San Ignacio Tourist Information Center / ENNE Arquitectura
- Area :
Manufacturers : Sika, ACINDAR, Aluar, Durlock, Isover, Nemetschek, Sinteplast, Ternium, Trimble Navigation, VASA
Lead Architects :
Marcela Gadea, Matías Taborda
Text description provided by the architects. We can affirm that this building can be understood through the dimension of use: a tourist information post. But this statement should not be understood from programmatic functionalism, but rather from what a facility represents that drives the visit to different attractions. It is usually associated that these types of buildings must have an iconic shape, and many times allegorically associated with the destinations they promote. We were facing this problem in a rather chaotic part of the city. Characterized by the high speed on National Route 12 and its collectors, transition between urbanity and rurality, diverse infrastructural and institutional architectures such as the bus station and a police station. In addition, being a State building (financing is done by the National Government and execution by the Provincial Government), it was going to have a limited budget and also little investment in its long-term maintenance.

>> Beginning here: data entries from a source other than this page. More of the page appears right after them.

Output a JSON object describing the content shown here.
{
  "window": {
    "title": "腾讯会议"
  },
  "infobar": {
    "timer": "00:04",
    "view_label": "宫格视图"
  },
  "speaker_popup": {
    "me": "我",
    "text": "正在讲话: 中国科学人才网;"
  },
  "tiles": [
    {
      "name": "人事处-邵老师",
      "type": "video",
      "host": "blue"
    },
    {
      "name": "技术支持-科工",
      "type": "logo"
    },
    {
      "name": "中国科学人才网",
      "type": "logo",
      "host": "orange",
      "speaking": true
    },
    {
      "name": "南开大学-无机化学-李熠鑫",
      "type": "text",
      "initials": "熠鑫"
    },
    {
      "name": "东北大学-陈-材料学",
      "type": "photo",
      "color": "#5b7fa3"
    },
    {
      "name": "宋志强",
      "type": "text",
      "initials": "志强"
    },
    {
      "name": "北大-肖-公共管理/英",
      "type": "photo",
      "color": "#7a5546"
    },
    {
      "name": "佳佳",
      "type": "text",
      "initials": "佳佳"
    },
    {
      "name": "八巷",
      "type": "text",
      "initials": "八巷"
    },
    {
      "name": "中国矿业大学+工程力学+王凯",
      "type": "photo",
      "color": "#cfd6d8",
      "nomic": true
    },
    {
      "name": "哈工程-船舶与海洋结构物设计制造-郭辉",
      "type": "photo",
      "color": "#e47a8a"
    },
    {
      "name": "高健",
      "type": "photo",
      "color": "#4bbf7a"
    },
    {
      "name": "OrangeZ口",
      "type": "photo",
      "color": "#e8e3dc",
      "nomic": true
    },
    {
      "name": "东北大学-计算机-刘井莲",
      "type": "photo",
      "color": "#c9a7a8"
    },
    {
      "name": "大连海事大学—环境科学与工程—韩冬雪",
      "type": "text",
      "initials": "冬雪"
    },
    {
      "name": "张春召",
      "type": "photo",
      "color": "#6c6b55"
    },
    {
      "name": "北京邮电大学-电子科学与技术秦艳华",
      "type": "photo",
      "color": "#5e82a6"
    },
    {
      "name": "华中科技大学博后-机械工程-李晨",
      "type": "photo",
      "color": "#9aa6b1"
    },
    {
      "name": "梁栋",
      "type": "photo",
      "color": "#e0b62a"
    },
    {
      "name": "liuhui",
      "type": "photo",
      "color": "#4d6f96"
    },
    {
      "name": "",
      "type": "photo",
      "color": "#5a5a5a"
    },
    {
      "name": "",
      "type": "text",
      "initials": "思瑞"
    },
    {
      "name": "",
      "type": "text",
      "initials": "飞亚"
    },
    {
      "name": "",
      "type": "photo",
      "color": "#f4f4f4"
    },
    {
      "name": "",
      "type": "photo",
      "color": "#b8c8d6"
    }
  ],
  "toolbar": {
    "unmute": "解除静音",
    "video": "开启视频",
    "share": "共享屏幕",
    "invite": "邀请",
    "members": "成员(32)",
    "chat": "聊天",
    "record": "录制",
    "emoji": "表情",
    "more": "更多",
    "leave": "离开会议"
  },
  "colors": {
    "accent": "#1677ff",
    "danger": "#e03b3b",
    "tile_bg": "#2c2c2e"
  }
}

Faced with these variables, and after successive budget cuts during the design process, the building is resolved based on the following decisions: A square, void, intermediate between the fast circulation routes and the building. This will be built at a later stage and will serve to host cultural events, craft fairs, and open-air tourism promotions. The building is a parallelepiped of 6x12x6 meters, placed at the highest level of the lot. As if it were a massif, it is “empty” in one part to house the public service program. And it remains “full” in the areas intended for services, housing infrastructure, and where it is necessary to generate passive strategies for attention to the rigorous local climate. Characterized by high temperature, high humidity, and strong solar incidence. The stereotomic image of the building is reinforced by its stone skin. This, made of red grit, is a local stone with good thermal behavior and noble aging. In its heavy image and the chromatism of its surface, the building begins to establish relationships of belonging with the pre-existing architectures: the vestiges, heritage of humanity, of the Jesuit-Guarani complex; and closer in time, to the popular architecture that finds in the sandstone a favorite coating.
In this way, iconicity is built through the emptiness of the square, the abstract form, and the sandstone skin. Thus, the proposed architecture is a cluster of simple, quasi-simplistic decisions that seek to build a synthetic response that addresses all the complexities of the project described.